Secretary of State John Kerry: "We work with our friends in Indonesia on many different issues, and we will continue to do that. But whatever has been or not been released or being discussed in the papers, I believe, as I think our friends in Australia do, is a matter of intelligence and intelligence procedures, and we don’t discuss intelligence procedures in any sort of public way."
Illinois has become the 16th state to legalize same-sex marriage. Democratic Gov. Pat Quinn signed the measure into law on Wednesday, one week after its passage in the state Assembly. The law will take effect on June 1 of next year.
Republican Rep. Trey Radel of Florida has been sentenced to one year probation after pleading guilty to charges of misdemeanor possession of cocaine. After appearing in court, Radel announced he is taking a leave of absence to seek treatment. In September, Radel voted for a provision in the House farm bill that would force food stamp recipients to undergo drug testing. On Wednesday, House Minority Leader Nancy Pelosi said she hopes Republicans rethink their stance in light of Radel’s drug conviction.
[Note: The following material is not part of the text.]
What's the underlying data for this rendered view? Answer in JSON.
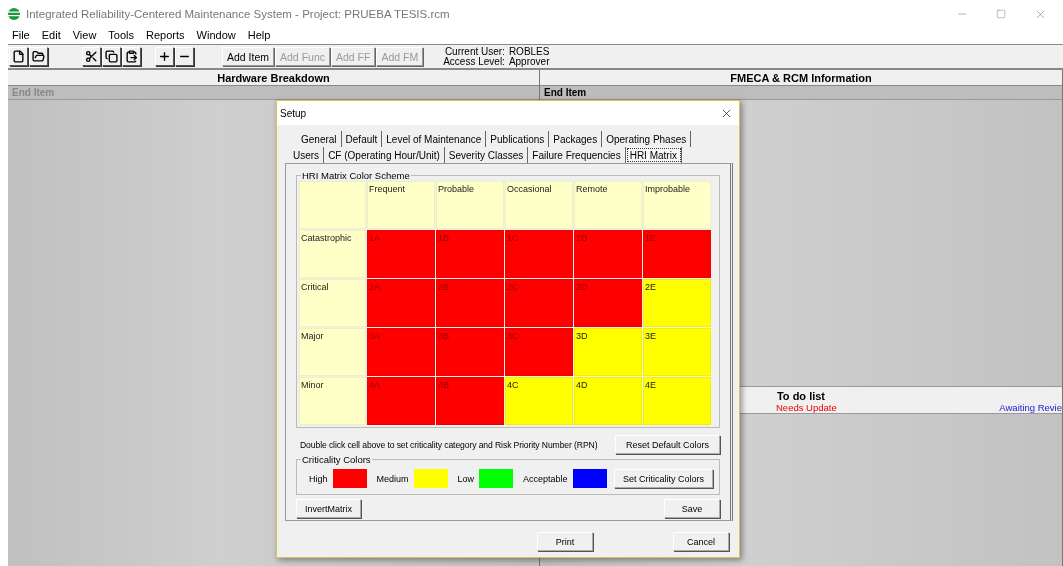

A Virginia state senator is recovering in good condition after being stabbed by his son. Creigh Deeds, a Democrat and former candidate for governor, was hospitalized after his son stabbed him in the head and chest. The son, Austin Deeds, was found dead of a self-inflicted gunshot wound. He had undergone psychiatric evaluation a day earlier but was not admitted to a hospital because of a lack of available beds. The Washington Post reports other area hospitals had available beds but were not consulted.